After an eight year battle and the scanning of more than 20 million books, a judge ruled in favor of Google’s ambitious project that aims to catalogue all books on a search engine.
Google began its operation by scanning books without seeking permission. The suit was brought in 2005 by authors and publishers seeking protection under copyright law.
However, U.S. Circuit Judge Denny Chin ruled in favor of Google deeming that the use of book “snippets” constitutes fair use under copyright law. Chin wrote that the digitization of the works was “transformative,” giving the use new purpose of character, and could possibly boost book sales rather than negatively impact the market.
“What Google is producing is data and not the underlying expression,” said Matthew Sag, law professor at Loyola University. “It doesn’t interfere with the author’s choice of how the work is presented to the public.”
While legal professionals and technology leaders commend the decision for future online innovation, author groups are not happy with the outcome.
“The union is disappointed with the ruling that was issued,” said book division co-chair Edward Hasbrouck of the National Writers Union. “We were not a party to the lawsuit, but we do continue to believe that Google’s practices violate writers’ copyrights.”

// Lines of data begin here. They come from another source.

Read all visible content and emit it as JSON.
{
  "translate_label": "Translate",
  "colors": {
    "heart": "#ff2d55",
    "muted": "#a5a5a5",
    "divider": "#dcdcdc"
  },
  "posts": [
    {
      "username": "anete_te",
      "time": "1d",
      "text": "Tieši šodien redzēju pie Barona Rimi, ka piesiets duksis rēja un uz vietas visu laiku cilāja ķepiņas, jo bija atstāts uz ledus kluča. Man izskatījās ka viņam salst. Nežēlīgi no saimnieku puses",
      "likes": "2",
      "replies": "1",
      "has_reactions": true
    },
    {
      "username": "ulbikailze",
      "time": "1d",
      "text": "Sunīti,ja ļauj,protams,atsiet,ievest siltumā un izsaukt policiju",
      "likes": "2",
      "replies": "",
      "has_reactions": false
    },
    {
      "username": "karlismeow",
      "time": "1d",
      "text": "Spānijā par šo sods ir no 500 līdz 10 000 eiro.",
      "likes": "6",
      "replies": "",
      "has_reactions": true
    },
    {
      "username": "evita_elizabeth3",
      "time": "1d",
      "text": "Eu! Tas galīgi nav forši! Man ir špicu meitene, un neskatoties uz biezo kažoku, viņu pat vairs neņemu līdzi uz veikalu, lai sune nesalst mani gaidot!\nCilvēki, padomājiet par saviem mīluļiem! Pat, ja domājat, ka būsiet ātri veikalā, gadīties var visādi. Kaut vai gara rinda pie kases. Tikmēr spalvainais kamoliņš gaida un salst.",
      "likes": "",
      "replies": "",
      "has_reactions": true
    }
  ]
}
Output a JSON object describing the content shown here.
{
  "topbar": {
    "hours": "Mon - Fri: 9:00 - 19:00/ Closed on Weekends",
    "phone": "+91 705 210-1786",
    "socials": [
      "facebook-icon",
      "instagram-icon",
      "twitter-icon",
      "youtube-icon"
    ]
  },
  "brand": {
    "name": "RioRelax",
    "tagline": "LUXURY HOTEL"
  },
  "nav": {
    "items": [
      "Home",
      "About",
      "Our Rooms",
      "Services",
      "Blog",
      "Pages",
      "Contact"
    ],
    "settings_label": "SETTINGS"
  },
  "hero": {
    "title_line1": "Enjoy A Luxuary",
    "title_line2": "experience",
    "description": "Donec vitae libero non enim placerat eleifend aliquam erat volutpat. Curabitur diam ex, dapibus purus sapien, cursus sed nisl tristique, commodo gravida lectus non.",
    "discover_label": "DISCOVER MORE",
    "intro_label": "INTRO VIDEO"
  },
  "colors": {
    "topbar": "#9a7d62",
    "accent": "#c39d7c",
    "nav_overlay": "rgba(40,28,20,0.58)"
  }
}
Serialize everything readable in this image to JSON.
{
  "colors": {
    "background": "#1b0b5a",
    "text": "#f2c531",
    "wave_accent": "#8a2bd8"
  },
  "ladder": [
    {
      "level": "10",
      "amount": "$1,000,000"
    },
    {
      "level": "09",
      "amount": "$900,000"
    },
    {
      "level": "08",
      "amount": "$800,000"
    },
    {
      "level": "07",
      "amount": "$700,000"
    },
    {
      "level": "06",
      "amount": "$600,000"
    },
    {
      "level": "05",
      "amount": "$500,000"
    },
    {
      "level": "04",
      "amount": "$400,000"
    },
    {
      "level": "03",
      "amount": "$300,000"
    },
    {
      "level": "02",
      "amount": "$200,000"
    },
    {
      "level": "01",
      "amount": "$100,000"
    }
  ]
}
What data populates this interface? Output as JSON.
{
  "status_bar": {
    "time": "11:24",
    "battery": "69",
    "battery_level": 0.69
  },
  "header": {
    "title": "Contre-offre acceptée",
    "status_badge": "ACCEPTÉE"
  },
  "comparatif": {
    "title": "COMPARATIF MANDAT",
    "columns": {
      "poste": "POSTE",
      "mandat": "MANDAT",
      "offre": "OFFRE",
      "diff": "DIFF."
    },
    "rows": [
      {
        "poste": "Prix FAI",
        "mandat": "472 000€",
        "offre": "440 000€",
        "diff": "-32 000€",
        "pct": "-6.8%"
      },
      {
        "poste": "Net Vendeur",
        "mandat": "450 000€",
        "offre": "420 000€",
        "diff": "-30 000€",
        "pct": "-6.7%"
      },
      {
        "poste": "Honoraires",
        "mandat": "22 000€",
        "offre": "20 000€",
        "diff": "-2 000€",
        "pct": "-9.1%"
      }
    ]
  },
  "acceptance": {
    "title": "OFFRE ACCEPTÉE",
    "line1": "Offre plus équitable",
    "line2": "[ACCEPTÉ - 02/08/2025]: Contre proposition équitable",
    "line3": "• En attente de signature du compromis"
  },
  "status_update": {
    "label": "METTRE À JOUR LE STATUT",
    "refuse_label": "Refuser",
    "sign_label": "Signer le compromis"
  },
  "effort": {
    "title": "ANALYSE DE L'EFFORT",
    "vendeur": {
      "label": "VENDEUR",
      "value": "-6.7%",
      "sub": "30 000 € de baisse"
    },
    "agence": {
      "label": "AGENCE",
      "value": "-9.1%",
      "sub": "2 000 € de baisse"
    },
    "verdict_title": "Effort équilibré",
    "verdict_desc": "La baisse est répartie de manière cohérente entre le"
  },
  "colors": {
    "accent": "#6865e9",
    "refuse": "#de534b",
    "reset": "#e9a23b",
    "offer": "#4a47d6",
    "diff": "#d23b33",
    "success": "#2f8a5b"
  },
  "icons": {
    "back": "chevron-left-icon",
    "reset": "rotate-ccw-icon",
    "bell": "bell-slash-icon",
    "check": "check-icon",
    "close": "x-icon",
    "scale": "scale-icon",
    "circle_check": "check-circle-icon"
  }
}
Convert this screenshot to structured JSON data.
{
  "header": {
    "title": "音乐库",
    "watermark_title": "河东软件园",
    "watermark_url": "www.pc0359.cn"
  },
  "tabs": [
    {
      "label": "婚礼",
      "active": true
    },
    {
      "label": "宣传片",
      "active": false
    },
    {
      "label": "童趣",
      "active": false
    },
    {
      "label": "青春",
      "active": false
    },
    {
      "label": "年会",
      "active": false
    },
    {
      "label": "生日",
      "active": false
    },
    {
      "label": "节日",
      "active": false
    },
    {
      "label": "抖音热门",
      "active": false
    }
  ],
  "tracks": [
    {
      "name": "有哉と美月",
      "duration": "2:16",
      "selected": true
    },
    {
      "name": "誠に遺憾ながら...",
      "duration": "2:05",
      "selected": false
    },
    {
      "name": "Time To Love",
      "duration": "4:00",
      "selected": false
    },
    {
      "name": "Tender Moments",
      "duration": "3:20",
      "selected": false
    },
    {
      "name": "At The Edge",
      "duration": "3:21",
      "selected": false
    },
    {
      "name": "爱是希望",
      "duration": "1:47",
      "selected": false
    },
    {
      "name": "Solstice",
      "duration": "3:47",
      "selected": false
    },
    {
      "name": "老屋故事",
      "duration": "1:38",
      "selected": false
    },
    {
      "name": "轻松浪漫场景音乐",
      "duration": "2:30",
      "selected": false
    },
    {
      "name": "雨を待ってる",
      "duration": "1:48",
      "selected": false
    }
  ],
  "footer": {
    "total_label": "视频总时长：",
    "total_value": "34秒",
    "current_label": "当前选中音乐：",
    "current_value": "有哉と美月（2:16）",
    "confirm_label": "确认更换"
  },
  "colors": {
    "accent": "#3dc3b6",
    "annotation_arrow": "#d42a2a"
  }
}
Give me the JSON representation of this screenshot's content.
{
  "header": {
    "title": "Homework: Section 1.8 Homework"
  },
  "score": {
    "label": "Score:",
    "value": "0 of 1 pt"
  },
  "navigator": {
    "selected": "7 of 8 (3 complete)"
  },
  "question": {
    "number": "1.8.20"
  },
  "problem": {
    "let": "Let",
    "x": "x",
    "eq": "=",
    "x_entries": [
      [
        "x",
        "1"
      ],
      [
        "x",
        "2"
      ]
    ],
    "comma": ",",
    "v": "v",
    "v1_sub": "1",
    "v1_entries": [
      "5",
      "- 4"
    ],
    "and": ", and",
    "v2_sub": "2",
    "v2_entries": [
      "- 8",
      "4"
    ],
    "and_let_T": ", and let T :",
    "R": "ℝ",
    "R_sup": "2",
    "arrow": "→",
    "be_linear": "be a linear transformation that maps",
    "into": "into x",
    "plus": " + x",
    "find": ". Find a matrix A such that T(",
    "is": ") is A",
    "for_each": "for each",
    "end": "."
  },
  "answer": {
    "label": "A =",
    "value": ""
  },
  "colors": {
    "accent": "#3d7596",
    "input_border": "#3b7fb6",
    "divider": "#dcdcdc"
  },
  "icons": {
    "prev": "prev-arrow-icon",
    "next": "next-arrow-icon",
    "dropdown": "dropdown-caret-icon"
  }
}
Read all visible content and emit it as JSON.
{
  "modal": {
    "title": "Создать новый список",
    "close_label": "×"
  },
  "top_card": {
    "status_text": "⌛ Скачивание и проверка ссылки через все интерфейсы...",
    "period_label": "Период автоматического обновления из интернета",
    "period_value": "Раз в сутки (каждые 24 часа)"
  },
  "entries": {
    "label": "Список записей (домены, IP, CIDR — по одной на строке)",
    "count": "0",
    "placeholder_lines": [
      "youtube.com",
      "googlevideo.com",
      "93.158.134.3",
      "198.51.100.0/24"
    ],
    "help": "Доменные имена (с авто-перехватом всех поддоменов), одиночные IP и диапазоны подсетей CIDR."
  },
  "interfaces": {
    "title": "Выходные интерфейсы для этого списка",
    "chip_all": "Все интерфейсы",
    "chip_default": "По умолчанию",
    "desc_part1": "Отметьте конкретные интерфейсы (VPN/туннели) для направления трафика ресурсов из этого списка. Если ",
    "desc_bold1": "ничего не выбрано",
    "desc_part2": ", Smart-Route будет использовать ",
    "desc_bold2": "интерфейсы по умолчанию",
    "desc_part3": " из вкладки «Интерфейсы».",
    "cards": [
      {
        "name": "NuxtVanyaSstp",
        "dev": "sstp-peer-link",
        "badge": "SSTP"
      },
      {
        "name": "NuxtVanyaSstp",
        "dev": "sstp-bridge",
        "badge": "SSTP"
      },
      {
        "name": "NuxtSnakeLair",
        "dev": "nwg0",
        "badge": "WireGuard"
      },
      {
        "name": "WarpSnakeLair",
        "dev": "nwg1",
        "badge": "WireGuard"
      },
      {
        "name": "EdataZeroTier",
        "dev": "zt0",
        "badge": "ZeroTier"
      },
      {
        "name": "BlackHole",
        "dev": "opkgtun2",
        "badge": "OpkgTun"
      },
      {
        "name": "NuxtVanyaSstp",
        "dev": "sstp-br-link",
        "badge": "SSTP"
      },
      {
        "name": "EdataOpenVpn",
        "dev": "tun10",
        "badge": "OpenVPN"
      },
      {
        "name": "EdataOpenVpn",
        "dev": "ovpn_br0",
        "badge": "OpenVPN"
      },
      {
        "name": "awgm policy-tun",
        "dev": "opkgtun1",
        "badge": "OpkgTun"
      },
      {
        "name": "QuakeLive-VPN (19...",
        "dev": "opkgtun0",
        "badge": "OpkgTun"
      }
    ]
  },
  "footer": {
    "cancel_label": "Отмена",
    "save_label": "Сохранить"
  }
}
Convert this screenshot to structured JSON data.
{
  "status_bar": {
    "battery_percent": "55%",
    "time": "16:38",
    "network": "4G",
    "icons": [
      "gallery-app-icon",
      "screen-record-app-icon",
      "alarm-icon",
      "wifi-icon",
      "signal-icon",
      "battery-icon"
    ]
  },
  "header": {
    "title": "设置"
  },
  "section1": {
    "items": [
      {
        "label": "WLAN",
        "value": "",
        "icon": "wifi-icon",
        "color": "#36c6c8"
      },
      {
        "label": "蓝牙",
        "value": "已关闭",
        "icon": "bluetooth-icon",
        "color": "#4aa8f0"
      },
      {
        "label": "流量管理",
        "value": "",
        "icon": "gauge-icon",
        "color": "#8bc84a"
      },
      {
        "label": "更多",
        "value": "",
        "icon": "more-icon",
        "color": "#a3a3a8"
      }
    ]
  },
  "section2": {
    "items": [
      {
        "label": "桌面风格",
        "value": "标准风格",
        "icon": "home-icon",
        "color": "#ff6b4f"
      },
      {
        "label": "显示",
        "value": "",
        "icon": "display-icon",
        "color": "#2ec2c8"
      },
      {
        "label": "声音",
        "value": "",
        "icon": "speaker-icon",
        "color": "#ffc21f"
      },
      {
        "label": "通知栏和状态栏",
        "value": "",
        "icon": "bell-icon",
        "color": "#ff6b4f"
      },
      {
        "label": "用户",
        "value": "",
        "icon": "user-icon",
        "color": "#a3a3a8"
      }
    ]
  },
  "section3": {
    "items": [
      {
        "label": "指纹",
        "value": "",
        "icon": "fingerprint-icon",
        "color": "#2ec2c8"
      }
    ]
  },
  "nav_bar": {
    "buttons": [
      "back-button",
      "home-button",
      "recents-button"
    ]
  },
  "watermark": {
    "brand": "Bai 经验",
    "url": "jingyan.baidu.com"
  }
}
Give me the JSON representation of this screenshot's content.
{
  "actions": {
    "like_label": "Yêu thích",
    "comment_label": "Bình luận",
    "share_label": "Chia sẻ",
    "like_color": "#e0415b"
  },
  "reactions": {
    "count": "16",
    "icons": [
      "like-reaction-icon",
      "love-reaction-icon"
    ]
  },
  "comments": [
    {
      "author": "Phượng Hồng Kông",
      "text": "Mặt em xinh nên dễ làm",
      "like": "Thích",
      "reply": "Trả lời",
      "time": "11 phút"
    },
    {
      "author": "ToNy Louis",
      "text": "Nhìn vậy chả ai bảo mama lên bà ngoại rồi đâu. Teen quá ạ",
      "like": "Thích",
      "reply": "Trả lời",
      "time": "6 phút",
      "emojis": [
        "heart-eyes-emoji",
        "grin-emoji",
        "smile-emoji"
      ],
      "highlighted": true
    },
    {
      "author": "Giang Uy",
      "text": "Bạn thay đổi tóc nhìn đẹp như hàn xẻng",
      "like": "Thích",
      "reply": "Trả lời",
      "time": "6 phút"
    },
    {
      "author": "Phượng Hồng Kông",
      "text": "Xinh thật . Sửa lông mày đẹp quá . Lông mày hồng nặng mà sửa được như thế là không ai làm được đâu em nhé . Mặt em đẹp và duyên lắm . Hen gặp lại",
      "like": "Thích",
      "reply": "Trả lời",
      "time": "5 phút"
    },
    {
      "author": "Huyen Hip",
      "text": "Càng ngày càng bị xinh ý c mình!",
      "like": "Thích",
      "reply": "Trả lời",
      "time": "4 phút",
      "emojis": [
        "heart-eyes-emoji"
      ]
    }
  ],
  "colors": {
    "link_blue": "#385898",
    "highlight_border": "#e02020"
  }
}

We talk with University of Chicago law professor Randal Picker regarding the ruling and what this means for future copyright law.